Why retainers are bad for consultants 1

Scaring amounts

A retainer fee is a fixed amount of money that a client agrees to pay, in advance, to secure the services of a consultant or freelancer. The fee is typically not associated with the success of a project or based on achieving particular results. A retainer is often paid in a single, lump sum, or on an ongoing basis (typically monthly or quarterly). [About.com – Consulting/Freelance]

The problem is that retainers create mutuality of obligation (MOO).

The significance of mutuality of obligation is that it determines whether there is a contract in existence at all. Without mutuality of obligation there can be no contract of any kind.

 

Only when the basic requirements for mutuality of obligation have been identified is it possible to then consider whether the contract is a contract of employment or a contract for Services (self-employment).

 

The basic requirements as to the mutual obligations necessary to determine whether there is a contract in existence at all are:

 

  • that the engager must be obliged to pay a wage or other remuneration, and
  • that the worker must be obliged to provide his or her own work or skill.

 

These basic requirements could be present in either a contract of service or a contract for services and, on their own, will not determine the nature of a contract.

According to HMRC, the irreducible minimum requirements for a contract of employment are:

  • the requisite mutuality of obligation present;
  • a sufficient degree of control being exercised on the part of the engager;
  • other provisions of the contract being consistent with a contract of employment

The very nature of a retainer fee arrangement attaches to it obligations, i.e. for the client to pay the freelancer an ongoing fee in return for the expectation by the client for the contractor to make themselves available, normally at short notice.

 

It’s almost impossible to argue that retainer fees would not fall within IR35 and be treated as Deemed Payments.

In order to stay outside of IR35 you will need to carefully consider the contract and identify employed status factors that will put you outside of IR35.

steve@bicknells.net

IR35 – How are deemed payments taxed? 2

And now round two of justify it

The Intermediaries legislation known as IR35 was introduced on 6th April 2000.

The aim of the legislation is to eliminate the avoidance of tax and National Insurance Contributions (NICs) through the use of intermediaries, such as Personal Service Companies or partnerships, in circumstances where an individual worker would otherwise –

  • For tax purposes, be regarded as an employee of the client; and
  • For NICs purposes, be regarded as employed in employed earner’s employment by the client.

Many Freelance Contractors have some assignments within IR35 and some outside, you can ask HMRC for their opinion.

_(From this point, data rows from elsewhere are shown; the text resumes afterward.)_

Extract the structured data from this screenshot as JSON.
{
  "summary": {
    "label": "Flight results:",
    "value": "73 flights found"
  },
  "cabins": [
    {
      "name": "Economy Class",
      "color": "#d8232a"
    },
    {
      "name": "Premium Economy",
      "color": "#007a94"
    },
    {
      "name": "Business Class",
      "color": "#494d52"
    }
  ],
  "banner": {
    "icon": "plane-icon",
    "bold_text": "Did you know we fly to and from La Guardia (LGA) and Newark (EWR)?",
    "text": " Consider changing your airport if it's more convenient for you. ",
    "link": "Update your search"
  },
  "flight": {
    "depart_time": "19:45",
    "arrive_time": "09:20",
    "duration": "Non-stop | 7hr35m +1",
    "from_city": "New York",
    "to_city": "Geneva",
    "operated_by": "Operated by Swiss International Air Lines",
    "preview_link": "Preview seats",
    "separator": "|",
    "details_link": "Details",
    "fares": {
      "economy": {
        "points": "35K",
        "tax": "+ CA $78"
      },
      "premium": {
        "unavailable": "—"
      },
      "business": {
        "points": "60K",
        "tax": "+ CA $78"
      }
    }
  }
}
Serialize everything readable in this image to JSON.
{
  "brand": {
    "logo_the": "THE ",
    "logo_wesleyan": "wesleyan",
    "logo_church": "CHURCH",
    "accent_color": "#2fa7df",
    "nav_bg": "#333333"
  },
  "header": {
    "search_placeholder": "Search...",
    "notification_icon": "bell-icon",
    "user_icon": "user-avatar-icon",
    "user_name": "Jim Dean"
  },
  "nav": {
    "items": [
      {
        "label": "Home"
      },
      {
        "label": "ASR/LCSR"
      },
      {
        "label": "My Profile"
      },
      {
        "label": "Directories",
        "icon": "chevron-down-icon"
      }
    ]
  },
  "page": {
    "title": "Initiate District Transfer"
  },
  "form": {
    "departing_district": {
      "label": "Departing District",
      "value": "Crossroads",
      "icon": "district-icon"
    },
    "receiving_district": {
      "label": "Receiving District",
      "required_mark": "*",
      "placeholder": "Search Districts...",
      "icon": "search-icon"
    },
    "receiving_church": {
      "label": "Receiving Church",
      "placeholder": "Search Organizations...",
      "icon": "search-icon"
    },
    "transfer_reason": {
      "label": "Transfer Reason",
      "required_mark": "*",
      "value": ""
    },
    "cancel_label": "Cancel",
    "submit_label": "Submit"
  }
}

If you would like HMRC’s opinion on a particular engagement you should send your contract(s) to:

IR35 Customer Service Unit
HMRC
Ground Floor North
Princess House
Cliftonville Road
Northampton
NN1 5AE

e-mail: IR35 Unit

Tel No: 0845 303 3535 (Opening hours 8.30am to 4.30pm, Monday to Friday. Closed weekends and bank holidays) Fax No: 0845 302 3535

If your contract is within IR35 its not the end of the world, the chances are that you will still pay less tax than a direct employee, to calculate the tax you have to work through 8 stages of calculation, here is a summary:

  1. How much were you paid? deduct 5% for business costs
  2. Add any other payments/non cash benefits
  3. Deduct business expenses – travel, meals, accommodation
  4. Deduct capital allowances relevant to the work done
  5. Deduct pension contributions made by your company
  6. Deduct any NIC paid by your company on your salary and benefits
  7. Deduct any salary or benefits already paid and taxed
  8. If the answer is zero or negative then there is no deemed payment, if the answer is positive you do have a deemed payment which will be taxable

HMRC have a spreadsheet you can download which has further details.

steve@bicknells.net